To help mitigate congestion around the proposed Ambassador Campus Development Plan, the WPRA retained a traffic consultant to conduct an analysis of traffic impact out of concern that the proposal was so large it would have increased the number housing units in the WPRA service area by 40%. Legacy withdrew from the Project.
2003 – The WPRA adopted principles for the development of the Ambassador West Campus, stipulating: lower density, restricted height, compatibility and controlled traffic requirements.
2004 – WPRA expressed surprise (and dismay) that City staff recommended construction of a 60-unit residential development on the site of the former Friends Paper Company.
WPRA applauded the plan to convert a 2.5 acre lot at Arlington and S. Pasadena into a Mediterranean climate botanical garden which became the Arlington Garden.
2005 – Opposed the Sares-Regis’ plan to construct 829 multi-family units and 30,000 square feet of retail/commercial development in the Ambassador College East campus.
2006 – After reviewing the Draft Environmental Report, the WPRA continued to express concerns over the density of the Sares-Regis proposal to develop the Ambassador East and West campus projects.
2007 – Urged residents to become engaged when the City initiates the next update of the General Plan with an approach to development which is more balanced and moderated than in the past.
2008 – Continued to track the Ambassador West Project as developers changed again. Announced that Dorn Platz had withdrawn from the Ambassador West project.
2010 – WPRA explored how the General Plan, which was being updated, could be impacted by state legislation intended to encourage the majority of growth and development to occur in urban transportation hubs.
2012 –WPRA started monitoring City planning for Central District General Plan by advocating that change must be harmonized to preserve Pasadena’s historic character and environment.
2013 – WPRA established its position against “mansionization”.
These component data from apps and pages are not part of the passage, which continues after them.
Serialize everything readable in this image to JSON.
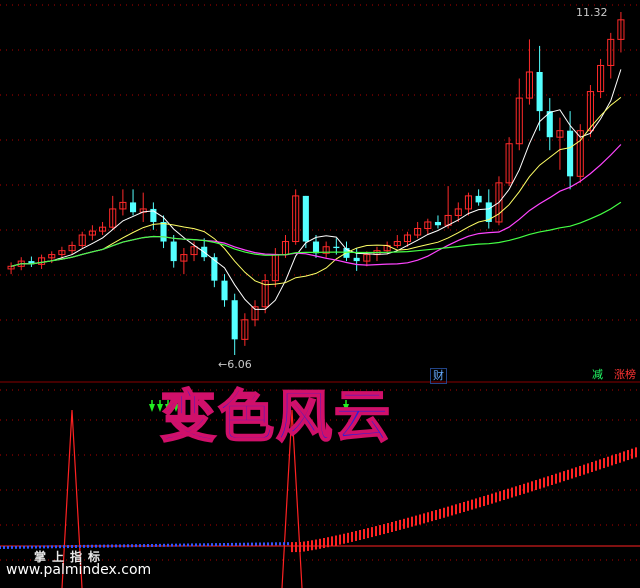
{
  "price_labels": {
    "high": "11.32",
    "low": "6.06"
  },
  "badges": {
    "fin": "财",
    "reduce": "减",
    "limit_board": "涨榜"
  },
  "title_overlay": "变色风云",
  "footer": {
    "title": "掌上指标",
    "url": "www.palmindex.com"
  },
  "colors": {
    "up": "#ff2a2a",
    "down": "#54ffff",
    "ma5": "#ffffff",
    "ma10": "#ffff66",
    "ma20": "#ff44ff",
    "ma60": "#44ff44",
    "grid": "#b00000"
  },
  "chart_data": {
    "type": "candlestick",
    "candles": [
      [
        7.38,
        7.48,
        7.3,
        7.42
      ],
      [
        7.42,
        7.56,
        7.36,
        7.5
      ],
      [
        7.5,
        7.57,
        7.41,
        7.45
      ],
      [
        7.45,
        7.6,
        7.38,
        7.55
      ],
      [
        7.55,
        7.65,
        7.47,
        7.6
      ],
      [
        7.6,
        7.72,
        7.54,
        7.66
      ],
      [
        7.66,
        7.8,
        7.6,
        7.74
      ],
      [
        7.74,
        7.95,
        7.7,
        7.9
      ],
      [
        7.9,
        8.05,
        7.82,
        7.96
      ],
      [
        7.96,
        8.1,
        7.9,
        8.02
      ],
      [
        8.02,
        8.5,
        7.98,
        8.3
      ],
      [
        8.3,
        8.6,
        8.2,
        8.4
      ],
      [
        8.4,
        8.6,
        8.2,
        8.25
      ],
      [
        8.25,
        8.55,
        8.1,
        8.3
      ],
      [
        8.3,
        8.4,
        7.98,
        8.1
      ],
      [
        8.1,
        8.2,
        7.7,
        7.8
      ],
      [
        7.8,
        7.9,
        7.4,
        7.5
      ],
      [
        7.5,
        7.7,
        7.3,
        7.6
      ],
      [
        7.6,
        7.8,
        7.5,
        7.72
      ],
      [
        7.72,
        7.85,
        7.5,
        7.56
      ],
      [
        7.56,
        7.62,
        7.1,
        7.2
      ],
      [
        7.2,
        7.3,
        6.8,
        6.9
      ],
      [
        6.9,
        7.0,
        6.06,
        6.3
      ],
      [
        6.3,
        6.7,
        6.2,
        6.6
      ],
      [
        6.6,
        6.9,
        6.5,
        6.8
      ],
      [
        6.8,
        7.3,
        6.7,
        7.2
      ],
      [
        7.2,
        7.7,
        7.1,
        7.6
      ],
      [
        7.6,
        7.9,
        7.55,
        7.8
      ],
      [
        7.8,
        8.6,
        7.75,
        8.5
      ],
      [
        8.5,
        8.5,
        7.7,
        7.8
      ],
      [
        7.8,
        7.9,
        7.55,
        7.62
      ],
      [
        7.62,
        7.8,
        7.55,
        7.72
      ],
      [
        7.72,
        7.85,
        7.6,
        7.7
      ],
      [
        7.7,
        7.8,
        7.5,
        7.55
      ],
      [
        7.55,
        7.7,
        7.35,
        7.5
      ],
      [
        7.5,
        7.65,
        7.42,
        7.6
      ],
      [
        7.6,
        7.72,
        7.5,
        7.66
      ],
      [
        7.66,
        7.8,
        7.6,
        7.74
      ],
      [
        7.74,
        7.9,
        7.7,
        7.8
      ],
      [
        7.8,
        7.95,
        7.72,
        7.9
      ],
      [
        7.9,
        8.1,
        7.85,
        8.0
      ],
      [
        8.0,
        8.15,
        7.9,
        8.1
      ],
      [
        8.1,
        8.2,
        8.0,
        8.05
      ],
      [
        8.05,
        8.65,
        8.0,
        8.2
      ],
      [
        8.2,
        8.4,
        8.1,
        8.3
      ],
      [
        8.3,
        8.55,
        8.2,
        8.5
      ],
      [
        8.5,
        8.6,
        8.35,
        8.4
      ],
      [
        8.4,
        8.6,
        8.0,
        8.1
      ],
      [
        8.1,
        8.8,
        8.05,
        8.7
      ],
      [
        8.7,
        9.4,
        8.65,
        9.3
      ],
      [
        9.3,
        10.3,
        9.2,
        10.0
      ],
      [
        10.0,
        10.9,
        9.9,
        10.4
      ],
      [
        10.4,
        10.8,
        9.5,
        9.8
      ],
      [
        9.8,
        10.0,
        9.2,
        9.4
      ],
      [
        9.4,
        9.7,
        8.9,
        9.5
      ],
      [
        9.5,
        9.8,
        8.6,
        8.8
      ],
      [
        8.8,
        9.6,
        8.7,
        9.5
      ],
      [
        9.5,
        10.2,
        9.4,
        10.1
      ],
      [
        10.1,
        10.6,
        10.0,
        10.5
      ],
      [
        10.5,
        11.0,
        10.3,
        10.9
      ],
      [
        10.9,
        11.32,
        10.7,
        11.2
      ]
    ]
  }
}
2014 – WPRA continued to consult with Ambassador Gardens East project manager as design moved forward for lower campus and what would become the west campus named the “Grove” and “Jaimeson Place”.
2015 – WPRA continued to support the curtailing of allowed mansionization by the current Pasadena zoning regulations.
2017 – The WPRA alerted the community to the potential impacts of short-term rentals such as Air B&B and supported a balanced, nuanced approach to STR regulation.
2018 – The WPRA continued to track and educate the public about the state’s legislative bills which override Pasadena’s city planning and zoning regulations.
2019 – The WPRA continued to keep its constituency informed about the state’s housing increase mandates which influence Pasadena’s planning and zoning ordinances.
2020 – WPRA advises Mayor Tornek, City Council and the Planning department for Phase 2 – the “mansionization” Zoning Code Amendment, stating specific suggestions & potential guidelines. Council passes unanimously compatibility guidelines for the flats of Pasadena incorporating much of WPRA’s advice.
WPRA, along with Linda Vista-Annandale Association and Madison Heights Neighborhood Association continue to support Pasadena appealing the SCAG draft 2021-2029 RHNA allocation which would result in an untenable number of out-of-scale, out-of-character, dense, large buildings with related traffic and other infrastructure impacts.
2021 – WPRA recommends to Pasadena Senior Planner adjustments to guarantee tree maintenance, density & height reductions of residential units, widening the paseos & deign compatibility.
WPRA strongly opposes SB 9 which will allow up to 8 dwelling units on a lot originally zoned for a single family house.
WPRA strongly opposes SB 10 as an excessive, misguided and fatally flawed attempt to pre-empt local land use control.